Of course, there are no guarantees. Experts emphasize that not every El Niño period is extra wet in the Golden State, and that the effects of the weather pattern often vary across the state (typically, El Niño’s effects are greater in dry Southern California than in the north).

“We’ve had wet years in California that are not El Niño, like last year,” Alex Hall, the director of the Center for Climate Science at U.C.L.A, told me. “And we’ve had dry years when El Niños are occurring.”
Even so, the deck is stacked in a soggy direction. Between 50 and 70 percent of El Niños since 1950 have led to above-average winter precipitation in California, according to the National Weather Service — meaning that we could be in for a second consecutive rainy winter.

Because of a torrent of atmospheric-river storms that slammed California last winter, the state received 141 percent of its average annual rainfall in the 12 months ended Sept. 30, according to state data. The period ranked as California’s 10th wettest water year since record-keeping began 128 years ago.

Hall told me that California could benefit from another wet winter, which would help return moisture to soil that was parched by years of extreme drought. A year ago, all of the state was experiencing drought conditions; now the figure is less than 5 percent.
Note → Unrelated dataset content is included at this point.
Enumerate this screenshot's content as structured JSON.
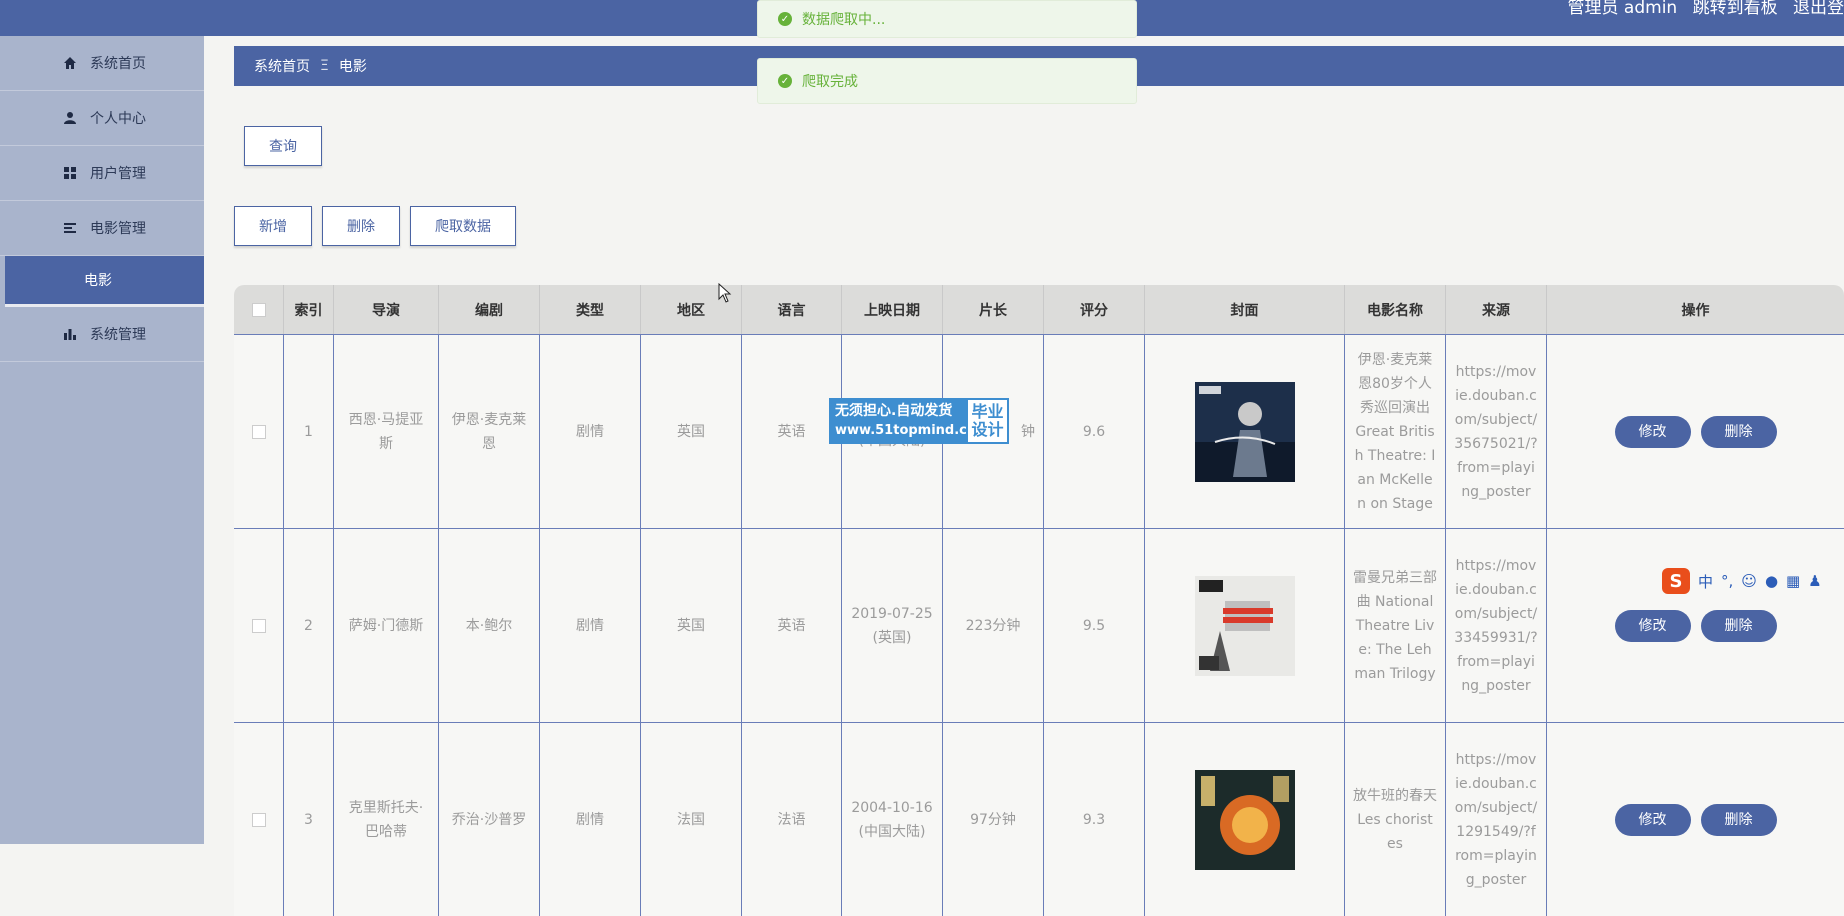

“At a minimum, we need an average year,” he said. “It would be nice to get an average year, to keep us feeling very resilient.”
The state won’t be able to capture as much of the rainfall and snowmelt as it did last year, because reservoirs are already much fuller than they were a year ago. This month, Gov. Gavin Newsom fast-tracked a plan to build a new state reservoir — the first in nearly half a century — but it won’t be ready for some time.

State officials say they’re preparing flood control infrastructure and watching for risks. Experts say that if the winter is rainy, the danger of flooding will be even greater than it was last year, when levee breaches wreaked serious damage on communities in California.
“There is a lot of flood risk throughout the state,” Gary Lippner, deputy director for flood management and dam safety at the California Department of Water Resources, told reporters last month. He noted that California’s coast in particular did not have extensive flood control systems. “That keeps me awake a little bit at night, going into an El Niño year,” he said.

And before you go, some good news

The California grizzly bear, one of the state’s most recognizable symbols, is getting a new, slightly lesser-known companion: the pallid bat.
Under a new State Senate bill that Gov. Gavin Newsom signed in October, the pallid bat will become the state’s official bat, joining the California State Library’s list of state symbols in 2024.

Light golden in color and typically around three to five inches in length once full grown, pallid bats are most commonly found in the western parts of North America and have been known to live in habitats from the desert and the Sierra Nevada to the coastline. The state legislators who wrote the bill chose them because, as a natural pest predator, the bats protect the state’s agriculture.
West Coast dwellers through and through, the pig-snouted bats are also known for their immunity to scorpion venom and for their social nature. “Other than being messy, they’re a great bat to have around,” Corky Quirk of NorCal Bats, a bat rescue organization, told The Sacramento Bee.